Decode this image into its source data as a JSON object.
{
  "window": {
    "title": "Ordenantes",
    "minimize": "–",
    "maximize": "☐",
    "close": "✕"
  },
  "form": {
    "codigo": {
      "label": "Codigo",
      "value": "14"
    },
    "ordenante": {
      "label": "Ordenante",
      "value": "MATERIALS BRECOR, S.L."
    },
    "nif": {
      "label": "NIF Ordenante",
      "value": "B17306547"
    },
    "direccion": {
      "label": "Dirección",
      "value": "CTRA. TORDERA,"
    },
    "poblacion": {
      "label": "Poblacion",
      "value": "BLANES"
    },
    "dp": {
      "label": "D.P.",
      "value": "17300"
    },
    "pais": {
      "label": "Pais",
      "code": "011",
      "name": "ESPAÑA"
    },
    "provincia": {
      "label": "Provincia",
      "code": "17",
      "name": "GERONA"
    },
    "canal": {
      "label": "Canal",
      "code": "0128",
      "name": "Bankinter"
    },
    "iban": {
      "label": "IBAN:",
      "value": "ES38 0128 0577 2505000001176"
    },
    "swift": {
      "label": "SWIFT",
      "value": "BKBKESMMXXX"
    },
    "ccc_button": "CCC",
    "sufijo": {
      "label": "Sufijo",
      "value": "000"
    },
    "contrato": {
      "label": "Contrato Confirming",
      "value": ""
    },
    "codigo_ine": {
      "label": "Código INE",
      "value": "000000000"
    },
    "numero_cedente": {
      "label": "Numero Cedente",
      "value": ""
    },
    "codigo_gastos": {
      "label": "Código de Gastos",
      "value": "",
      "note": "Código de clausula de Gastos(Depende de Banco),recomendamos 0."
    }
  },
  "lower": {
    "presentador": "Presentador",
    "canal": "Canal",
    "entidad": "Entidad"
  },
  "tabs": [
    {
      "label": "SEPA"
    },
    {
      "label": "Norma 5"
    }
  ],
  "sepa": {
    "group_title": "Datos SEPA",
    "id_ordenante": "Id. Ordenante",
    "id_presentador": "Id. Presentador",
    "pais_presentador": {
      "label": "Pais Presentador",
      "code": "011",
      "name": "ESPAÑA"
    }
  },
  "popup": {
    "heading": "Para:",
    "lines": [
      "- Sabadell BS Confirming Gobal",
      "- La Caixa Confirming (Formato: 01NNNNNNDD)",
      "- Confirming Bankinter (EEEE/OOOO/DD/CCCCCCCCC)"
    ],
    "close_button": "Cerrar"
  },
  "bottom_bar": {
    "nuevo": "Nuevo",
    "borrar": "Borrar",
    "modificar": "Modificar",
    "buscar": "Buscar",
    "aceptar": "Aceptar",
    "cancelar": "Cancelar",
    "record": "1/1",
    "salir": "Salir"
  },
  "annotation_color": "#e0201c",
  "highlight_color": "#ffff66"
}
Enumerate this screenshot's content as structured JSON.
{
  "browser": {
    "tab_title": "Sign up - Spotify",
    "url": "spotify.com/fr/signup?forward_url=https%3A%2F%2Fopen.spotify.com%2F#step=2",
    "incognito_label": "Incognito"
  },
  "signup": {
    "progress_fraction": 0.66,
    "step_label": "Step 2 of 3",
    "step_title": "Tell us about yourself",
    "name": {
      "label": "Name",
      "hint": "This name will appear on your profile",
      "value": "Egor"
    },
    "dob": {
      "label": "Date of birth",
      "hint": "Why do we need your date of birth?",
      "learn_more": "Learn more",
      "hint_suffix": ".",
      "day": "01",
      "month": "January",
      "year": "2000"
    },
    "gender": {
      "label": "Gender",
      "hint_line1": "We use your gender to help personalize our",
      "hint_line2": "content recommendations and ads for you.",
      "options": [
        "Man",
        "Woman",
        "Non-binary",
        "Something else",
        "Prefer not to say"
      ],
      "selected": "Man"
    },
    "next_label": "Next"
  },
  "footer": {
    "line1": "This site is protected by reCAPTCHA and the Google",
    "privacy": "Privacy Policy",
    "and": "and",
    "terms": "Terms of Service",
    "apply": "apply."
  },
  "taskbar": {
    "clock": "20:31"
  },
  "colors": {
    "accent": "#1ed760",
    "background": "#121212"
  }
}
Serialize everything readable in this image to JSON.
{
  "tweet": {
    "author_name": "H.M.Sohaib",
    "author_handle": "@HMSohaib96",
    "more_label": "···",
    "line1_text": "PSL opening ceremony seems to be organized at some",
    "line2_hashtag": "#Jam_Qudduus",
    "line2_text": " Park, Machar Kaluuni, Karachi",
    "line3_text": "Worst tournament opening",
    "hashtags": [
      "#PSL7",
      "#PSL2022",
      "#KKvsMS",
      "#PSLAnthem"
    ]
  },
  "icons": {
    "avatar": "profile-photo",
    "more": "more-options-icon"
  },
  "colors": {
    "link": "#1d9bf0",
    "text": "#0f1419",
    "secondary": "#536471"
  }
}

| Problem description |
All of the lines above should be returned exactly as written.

| Task solution |
Decode this image into its source data as a JSON object.
{
  "window": {
    "title": "Ordenantes",
    "minimize": "–",
    "maximize": "☐",
    "close": "✕"
  },
  "form": {
    "codigo": {
      "label": "Codigo",
      "value": "14"
    },
    "ordenante": {
      "label": "Ordenante",
      "value": "MATERIALS BRECOR, S.L."
    },
    "nif": {
      "label": "NIF Ordenante",
      "value": "B17306547"
    },
    "direccion": {
      "label": "Dirección",
      "value": "CTRA. TORDERA,"
    },
    "poblacion": {
      "label": "Poblacion",
      "value": "BLANES"
    },
    "dp": {
      "label": "D.P.",
      "value": "17300"
    },
    "pais": {
      "label": "Pais",
      "code": "011",
      "name": "ESPAÑA"
    },
    "provincia": {
      "label": "Provincia",
      "code": "17",
      "name": "GERONA"
    },
    "canal": {
      "label": "Canal",
      "code": "0128",
      "name": "Bankinter"
    },
    "iban": {
      "label": "IBAN:",
      "value": "ES38 0128 0577 2505000001176"
    },
    "swift": {
      "label": "SWIFT",
      "value": "BKBKESMMXXX"
    },
    "ccc_button": "CCC",
    "sufijo": {
      "label": "Sufijo",
      "value": "000"
    },
    "contrato": {
      "label": "Contrato Confirming",
      "value": ""
    },
    "codigo_ine": {
      "label": "Código INE",
      "value": "000000000"
    },
    "numero_cedente": {
      "label": "Numero Cedente",
      "value": ""
    },
    "codigo_gastos": {
      "label": "Código de Gastos",
      "value": "",
      "note": "Código de clausula de Gastos(Depende de Banco),recomendamos 0."
    }
  },
  "lower": {
    "presentador": "Presentador",
    "canal": "Canal",
    "entidad": "Entidad"
  },
  "tabs": [
    {
      "label": "SEPA"
    },
    {
      "label": "Norma 5"
    }
  ],
  "sepa": {
    "group_title": "Datos SEPA",
    "id_ordenante": "Id. Ordenante",
    "id_presentador": "Id. Presentador",
    "pais_presentador": {
      "label": "Pais Presentador",
      "code": "011",
      "name": "ESPAÑA"
    }
  },
  "popup": {
    "heading": "Para:",
    "lines": [
      "- Sabadell BS Confirming Gobal",
      "- La Caixa Confirming (Formato: 01NNNNNNDD)",
      "- Confirming Bankinter (EEEE/OOOO/DD/CCCCCCCCC)"
    ],
    "close_button": "Cerrar"
  },
  "bottom_bar": {
    "nuevo": "Nuevo",
    "borrar": "Borrar",
    "modificar": "Modificar",
    "buscar": "Buscar",
    "aceptar": "Aceptar",
    "cancelar": "Cancelar",
    "record": "1/1",
    "salir": "Salir"
  },
  "annotation_color": "#e0201c",
  "highlight_color": "#ffff66"
}
Enumerate this screenshot's content as structured JSON.
{
  "browser": {
    "tab_title": "Sign up - Spotify",
    "url": "spotify.com/fr/signup?forward_url=https%3A%2F%2Fopen.spotify.com%2F#step=2",
    "incognito_label": "Incognito"
  },
  "signup": {
    "progress_fraction": 0.66,
    "step_label": "Step 2 of 3",
    "step_title": "Tell us about yourself",
    "name": {
      "label": "Name",
      "hint": "This name will appear on your profile",
      "value": "Egor"
    },
    "dob": {
      "label": "Date of birth",
      "hint": "Why do we need your date of birth?",
      "learn_more": "Learn more",
      "hint_suffix": ".",
      "day": "01",
      "month": "January",
      "year": "2000"
    },
    "gender": {
      "label": "Gender",
      "hint_line1": "We use your gender to help personalize our",
      "hint_line2": "content recommendations and ads for you.",
      "options": [
        "Man",
        "Woman",
        "Non-binary",
        "Something else",
        "Prefer not to say"
      ],
      "selected": "Man"
    },
    "next_label": "Next"
  },
  "footer": {
    "line1": "This site is protected by reCAPTCHA and the Google",
    "privacy": "Privacy Policy",
    "and": "and",
    "terms": "Terms of Service",
    "apply": "apply."
  },
  "taskbar": {
    "clock": "20:31"
  },
  "colors": {
    "accent": "#1ed760",
    "background": "#121212"
  }
}
Serialize everything readable in this image to JSON.
{
  "tweet": {
    "author_name": "H.M.Sohaib",
    "author_handle": "@HMSohaib96",
    "more_label": "···",
    "line1_text": "PSL opening ceremony seems to be organized at some",
    "line2_hashtag": "#Jam_Qudduus",
    "line2_text": " Park, Machar Kaluuni, Karachi",
    "line3_text": "Worst tournament opening",
    "hashtags": [
      "#PSL7",
      "#PSL2022",
      "#KKvsMS",
      "#PSLAnthem"
    ]
  },
  "icons": {
    "avatar": "profile-photo",
    "more": "more-options-icon"
  },
  "colors": {
    "link": "#1d9bf0",
    "text": "#0f1419",
    "secondary": "#536471"
  }
}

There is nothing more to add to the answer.